Network Instruments, whose business is network and application performance monitoring, released its Fifth Annual State of the Network Study, based on a survey of 163 networking professionals globally, only 5% of whom are Network Instruments customers.
The survey showed that while adoption of videoconferencing is strong, concerns are many. More than 70% of respondents said they will have videoconferencing up and running within 12 months, if they don’t already have it. While videoconferencing comes in many forms, 75% of those adopting videoconferencing will do it in standard video conferencing rooms, where existing conference rooms have cameras and other equipment installed to facilitate a video call. Also, 6% will set up desktop video conferencing, which enables someone to join a call from their own office. Only 30% will invest in teleconference rooms, which are high-end installations, some costing hundreds of thousands of dollars, that include a set-up that looks like a television studio. The percentages add up to more than 100 because many are likely to have a combination of those systems.
Last October Wainhouse Research reported that Cisco commanded a 52% share of the worldwide market for video infrastructure, based on revenue, in the first quarter of 2011. Polycom had the second-biggest share, at 25%.
An earlier report from Cisco found that over 50% of all Internet traffic today is video, and by 2014 the volume will be 90%. From a customer perspective, 36% of Cisco's largest customers are rolling out video "pervasively" in 2011, and 46% will do so within the next two years.
But while videoconferencing holds the promise of enabling greater collaboration among workers in distant cities, and helps reduce travel costs, the technology has its challenges, the survey showed. The leading concern from 53% of respondents was a lack of user knowledge and training on how to use the technology. However, that problem can be overcome easily as employees learn as they go along, says Charles Thompson, director of product strategy for Network Instruments.

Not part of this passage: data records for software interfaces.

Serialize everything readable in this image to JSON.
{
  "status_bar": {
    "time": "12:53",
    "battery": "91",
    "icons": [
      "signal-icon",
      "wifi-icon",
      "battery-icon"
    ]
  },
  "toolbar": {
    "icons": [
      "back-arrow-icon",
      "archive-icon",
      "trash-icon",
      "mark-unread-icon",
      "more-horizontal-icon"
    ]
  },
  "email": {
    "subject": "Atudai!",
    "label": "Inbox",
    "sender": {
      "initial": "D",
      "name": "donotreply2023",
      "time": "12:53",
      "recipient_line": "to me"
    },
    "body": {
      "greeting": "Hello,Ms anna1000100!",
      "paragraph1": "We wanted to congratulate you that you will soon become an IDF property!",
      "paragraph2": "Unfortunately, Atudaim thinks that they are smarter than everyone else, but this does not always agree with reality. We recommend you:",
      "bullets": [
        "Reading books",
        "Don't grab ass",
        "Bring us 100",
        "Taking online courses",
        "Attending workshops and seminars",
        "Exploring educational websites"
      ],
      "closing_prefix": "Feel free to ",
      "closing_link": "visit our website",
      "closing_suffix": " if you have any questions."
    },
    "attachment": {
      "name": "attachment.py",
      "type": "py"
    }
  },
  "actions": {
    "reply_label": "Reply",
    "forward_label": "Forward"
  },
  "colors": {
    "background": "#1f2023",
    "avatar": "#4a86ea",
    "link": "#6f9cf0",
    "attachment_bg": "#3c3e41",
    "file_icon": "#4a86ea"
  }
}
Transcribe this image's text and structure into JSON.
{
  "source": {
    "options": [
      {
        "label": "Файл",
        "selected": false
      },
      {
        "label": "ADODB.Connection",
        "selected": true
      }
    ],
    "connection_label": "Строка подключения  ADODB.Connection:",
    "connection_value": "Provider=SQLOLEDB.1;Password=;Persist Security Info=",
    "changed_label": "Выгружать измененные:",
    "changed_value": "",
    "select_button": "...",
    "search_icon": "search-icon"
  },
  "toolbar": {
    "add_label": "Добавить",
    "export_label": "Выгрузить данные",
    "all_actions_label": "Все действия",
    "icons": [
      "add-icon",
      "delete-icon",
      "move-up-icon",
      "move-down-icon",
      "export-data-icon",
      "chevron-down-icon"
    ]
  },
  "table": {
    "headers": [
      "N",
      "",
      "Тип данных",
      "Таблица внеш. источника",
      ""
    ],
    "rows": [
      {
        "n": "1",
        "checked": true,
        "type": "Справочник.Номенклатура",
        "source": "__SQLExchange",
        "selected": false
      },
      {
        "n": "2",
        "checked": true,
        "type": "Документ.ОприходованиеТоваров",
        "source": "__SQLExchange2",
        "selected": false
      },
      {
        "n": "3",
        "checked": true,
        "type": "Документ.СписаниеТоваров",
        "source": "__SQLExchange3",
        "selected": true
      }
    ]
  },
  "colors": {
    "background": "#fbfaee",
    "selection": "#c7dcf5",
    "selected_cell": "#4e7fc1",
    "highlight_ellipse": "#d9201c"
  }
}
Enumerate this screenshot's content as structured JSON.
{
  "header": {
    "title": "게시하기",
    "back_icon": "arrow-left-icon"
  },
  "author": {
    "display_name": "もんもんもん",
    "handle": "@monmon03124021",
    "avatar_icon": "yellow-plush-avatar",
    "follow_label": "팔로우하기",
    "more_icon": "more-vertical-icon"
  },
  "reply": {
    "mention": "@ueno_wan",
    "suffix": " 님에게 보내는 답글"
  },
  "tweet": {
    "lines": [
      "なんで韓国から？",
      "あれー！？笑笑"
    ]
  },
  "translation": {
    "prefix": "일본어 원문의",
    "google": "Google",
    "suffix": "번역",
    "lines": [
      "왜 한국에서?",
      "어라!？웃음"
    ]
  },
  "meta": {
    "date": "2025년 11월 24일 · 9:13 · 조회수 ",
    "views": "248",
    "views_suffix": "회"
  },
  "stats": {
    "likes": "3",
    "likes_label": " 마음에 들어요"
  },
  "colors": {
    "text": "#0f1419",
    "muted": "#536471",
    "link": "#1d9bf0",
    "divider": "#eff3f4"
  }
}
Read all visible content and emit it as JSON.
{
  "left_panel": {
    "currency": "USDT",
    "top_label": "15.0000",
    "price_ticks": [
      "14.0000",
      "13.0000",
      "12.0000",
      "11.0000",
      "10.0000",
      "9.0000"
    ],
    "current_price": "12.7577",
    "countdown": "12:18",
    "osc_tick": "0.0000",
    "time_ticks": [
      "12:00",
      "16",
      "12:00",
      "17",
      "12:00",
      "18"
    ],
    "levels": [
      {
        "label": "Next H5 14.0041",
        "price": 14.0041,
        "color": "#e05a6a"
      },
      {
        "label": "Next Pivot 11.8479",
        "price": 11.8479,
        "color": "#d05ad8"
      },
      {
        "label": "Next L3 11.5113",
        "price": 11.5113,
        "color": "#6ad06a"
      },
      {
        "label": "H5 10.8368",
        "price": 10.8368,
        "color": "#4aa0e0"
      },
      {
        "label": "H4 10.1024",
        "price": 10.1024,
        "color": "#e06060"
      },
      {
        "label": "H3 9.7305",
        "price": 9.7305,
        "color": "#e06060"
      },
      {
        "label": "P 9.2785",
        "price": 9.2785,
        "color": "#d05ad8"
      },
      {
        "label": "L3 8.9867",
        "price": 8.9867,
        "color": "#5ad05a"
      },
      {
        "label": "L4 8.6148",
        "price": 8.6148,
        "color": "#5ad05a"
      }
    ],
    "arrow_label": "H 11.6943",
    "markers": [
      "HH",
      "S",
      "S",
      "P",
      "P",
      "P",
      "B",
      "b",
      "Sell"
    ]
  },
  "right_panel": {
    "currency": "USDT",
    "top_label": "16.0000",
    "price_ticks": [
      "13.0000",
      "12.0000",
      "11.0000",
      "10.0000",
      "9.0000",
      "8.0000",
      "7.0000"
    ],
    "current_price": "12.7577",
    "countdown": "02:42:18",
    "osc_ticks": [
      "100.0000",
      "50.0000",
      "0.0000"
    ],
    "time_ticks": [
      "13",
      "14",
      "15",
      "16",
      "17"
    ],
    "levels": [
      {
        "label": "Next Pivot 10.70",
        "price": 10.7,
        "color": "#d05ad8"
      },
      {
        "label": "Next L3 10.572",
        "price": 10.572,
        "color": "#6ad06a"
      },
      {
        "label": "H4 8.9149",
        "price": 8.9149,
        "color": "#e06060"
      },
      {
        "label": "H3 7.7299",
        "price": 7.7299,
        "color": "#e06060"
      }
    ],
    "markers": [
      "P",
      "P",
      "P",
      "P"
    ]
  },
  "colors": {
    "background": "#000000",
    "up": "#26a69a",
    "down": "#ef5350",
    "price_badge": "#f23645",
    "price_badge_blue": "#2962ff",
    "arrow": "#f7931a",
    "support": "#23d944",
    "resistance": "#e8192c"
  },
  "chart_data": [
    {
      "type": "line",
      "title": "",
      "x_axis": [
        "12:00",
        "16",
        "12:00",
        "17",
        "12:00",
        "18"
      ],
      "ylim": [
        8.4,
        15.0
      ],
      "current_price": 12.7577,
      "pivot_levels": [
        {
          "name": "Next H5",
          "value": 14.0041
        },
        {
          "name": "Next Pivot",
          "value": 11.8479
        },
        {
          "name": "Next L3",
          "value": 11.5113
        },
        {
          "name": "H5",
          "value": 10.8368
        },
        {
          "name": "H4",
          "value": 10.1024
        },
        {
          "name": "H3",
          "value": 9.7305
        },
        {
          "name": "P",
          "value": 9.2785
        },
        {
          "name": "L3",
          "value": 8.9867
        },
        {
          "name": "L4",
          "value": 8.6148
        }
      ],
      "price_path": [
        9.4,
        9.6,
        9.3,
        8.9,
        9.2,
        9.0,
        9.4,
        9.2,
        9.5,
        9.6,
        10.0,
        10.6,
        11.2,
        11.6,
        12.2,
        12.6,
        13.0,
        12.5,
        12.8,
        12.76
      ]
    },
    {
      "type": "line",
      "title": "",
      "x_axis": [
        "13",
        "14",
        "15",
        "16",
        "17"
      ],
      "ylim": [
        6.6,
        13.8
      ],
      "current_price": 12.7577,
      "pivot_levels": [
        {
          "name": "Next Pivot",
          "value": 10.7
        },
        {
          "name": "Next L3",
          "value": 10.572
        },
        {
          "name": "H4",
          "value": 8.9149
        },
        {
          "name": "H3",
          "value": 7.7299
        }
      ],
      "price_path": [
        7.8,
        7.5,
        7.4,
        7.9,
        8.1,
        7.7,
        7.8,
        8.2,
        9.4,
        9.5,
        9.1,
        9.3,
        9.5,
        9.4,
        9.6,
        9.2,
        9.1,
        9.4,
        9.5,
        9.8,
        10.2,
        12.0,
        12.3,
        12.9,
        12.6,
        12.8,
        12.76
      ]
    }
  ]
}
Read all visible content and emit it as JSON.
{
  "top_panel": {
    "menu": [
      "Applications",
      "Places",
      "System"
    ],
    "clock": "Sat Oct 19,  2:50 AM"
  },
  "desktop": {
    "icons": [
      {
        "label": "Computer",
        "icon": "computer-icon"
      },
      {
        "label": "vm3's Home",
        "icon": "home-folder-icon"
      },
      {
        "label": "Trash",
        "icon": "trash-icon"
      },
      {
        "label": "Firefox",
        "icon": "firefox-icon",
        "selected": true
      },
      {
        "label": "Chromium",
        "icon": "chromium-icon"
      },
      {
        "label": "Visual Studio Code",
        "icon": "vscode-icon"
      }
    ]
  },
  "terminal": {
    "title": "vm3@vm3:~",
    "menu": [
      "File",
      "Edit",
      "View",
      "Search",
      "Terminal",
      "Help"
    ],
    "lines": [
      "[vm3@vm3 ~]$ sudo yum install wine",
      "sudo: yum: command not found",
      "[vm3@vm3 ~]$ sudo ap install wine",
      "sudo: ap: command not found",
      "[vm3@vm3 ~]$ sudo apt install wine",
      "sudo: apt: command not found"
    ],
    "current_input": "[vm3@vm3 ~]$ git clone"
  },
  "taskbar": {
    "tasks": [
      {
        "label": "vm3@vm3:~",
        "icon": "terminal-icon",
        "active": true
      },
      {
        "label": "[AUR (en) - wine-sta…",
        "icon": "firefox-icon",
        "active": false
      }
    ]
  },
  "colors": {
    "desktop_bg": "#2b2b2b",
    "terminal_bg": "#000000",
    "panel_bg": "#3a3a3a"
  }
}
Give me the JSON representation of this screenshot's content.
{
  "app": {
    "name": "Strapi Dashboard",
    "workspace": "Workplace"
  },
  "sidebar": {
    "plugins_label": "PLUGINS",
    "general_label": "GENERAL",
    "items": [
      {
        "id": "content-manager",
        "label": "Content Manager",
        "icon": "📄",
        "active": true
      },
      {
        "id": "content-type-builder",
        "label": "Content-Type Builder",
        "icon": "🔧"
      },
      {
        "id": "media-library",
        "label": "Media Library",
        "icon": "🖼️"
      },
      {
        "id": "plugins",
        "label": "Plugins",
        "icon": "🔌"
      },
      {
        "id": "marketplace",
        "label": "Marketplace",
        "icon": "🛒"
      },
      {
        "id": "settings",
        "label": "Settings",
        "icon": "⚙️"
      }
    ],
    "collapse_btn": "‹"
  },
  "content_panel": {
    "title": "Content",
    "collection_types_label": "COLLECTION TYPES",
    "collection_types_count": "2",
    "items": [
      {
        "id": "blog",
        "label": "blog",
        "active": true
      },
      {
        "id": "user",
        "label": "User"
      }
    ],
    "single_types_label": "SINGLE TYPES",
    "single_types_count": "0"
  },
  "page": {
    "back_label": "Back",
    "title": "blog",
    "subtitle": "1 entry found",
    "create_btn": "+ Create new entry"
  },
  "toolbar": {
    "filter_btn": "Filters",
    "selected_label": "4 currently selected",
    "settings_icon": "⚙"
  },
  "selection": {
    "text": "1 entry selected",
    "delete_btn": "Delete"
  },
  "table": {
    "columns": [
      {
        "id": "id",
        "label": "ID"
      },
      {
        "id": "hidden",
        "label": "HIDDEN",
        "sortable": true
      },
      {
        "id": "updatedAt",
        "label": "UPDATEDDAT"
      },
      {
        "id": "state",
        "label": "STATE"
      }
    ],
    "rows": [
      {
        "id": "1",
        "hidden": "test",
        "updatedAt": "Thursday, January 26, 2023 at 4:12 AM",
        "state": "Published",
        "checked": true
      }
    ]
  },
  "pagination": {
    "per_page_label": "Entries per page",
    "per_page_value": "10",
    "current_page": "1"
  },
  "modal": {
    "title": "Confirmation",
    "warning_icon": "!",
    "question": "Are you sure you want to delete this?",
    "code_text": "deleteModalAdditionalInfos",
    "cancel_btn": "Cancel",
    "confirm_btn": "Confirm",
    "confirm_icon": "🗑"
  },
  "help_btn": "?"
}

But also of concern is allocating and monitoring bandwidth -- a worry of 49% of respondents. Video is a notorious bandwidth hog and is often given priority on networks because latency and packet loss can distort the image and tarnish the user experience. A related concern of 47% surveyed was how to implement and measure quality of service on the system, while 43% cited a lack of monitoring tools and metrics, and 19% worried about whether the data center can deliver the compute power to do video processing.